── DATA ──

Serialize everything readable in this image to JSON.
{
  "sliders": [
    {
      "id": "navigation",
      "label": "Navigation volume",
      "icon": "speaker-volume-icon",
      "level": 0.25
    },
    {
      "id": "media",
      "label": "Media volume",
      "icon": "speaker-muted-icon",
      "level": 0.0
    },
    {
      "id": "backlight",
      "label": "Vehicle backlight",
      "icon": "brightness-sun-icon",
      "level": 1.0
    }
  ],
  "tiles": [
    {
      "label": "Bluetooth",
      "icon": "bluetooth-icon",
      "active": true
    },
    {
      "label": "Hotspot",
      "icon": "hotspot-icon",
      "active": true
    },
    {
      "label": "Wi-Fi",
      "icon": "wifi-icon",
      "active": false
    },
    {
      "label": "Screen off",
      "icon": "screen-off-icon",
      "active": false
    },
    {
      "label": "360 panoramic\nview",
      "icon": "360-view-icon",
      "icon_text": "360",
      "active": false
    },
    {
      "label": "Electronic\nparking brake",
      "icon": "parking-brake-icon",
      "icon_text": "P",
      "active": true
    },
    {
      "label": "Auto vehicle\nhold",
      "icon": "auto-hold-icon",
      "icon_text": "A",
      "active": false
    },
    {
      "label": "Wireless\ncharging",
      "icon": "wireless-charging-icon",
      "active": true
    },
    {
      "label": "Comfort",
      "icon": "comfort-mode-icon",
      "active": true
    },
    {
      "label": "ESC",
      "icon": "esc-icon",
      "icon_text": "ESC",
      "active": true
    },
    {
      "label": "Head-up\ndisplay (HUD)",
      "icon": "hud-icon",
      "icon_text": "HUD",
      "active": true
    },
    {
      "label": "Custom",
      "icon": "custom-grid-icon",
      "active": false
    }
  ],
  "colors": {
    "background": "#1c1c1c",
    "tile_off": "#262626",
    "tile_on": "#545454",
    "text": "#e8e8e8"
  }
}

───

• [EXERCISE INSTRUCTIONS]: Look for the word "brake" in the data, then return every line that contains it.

• [TASK OUTPUT]:
      "label": "Electronic\nparking brake",
      "icon": "parking-brake-icon",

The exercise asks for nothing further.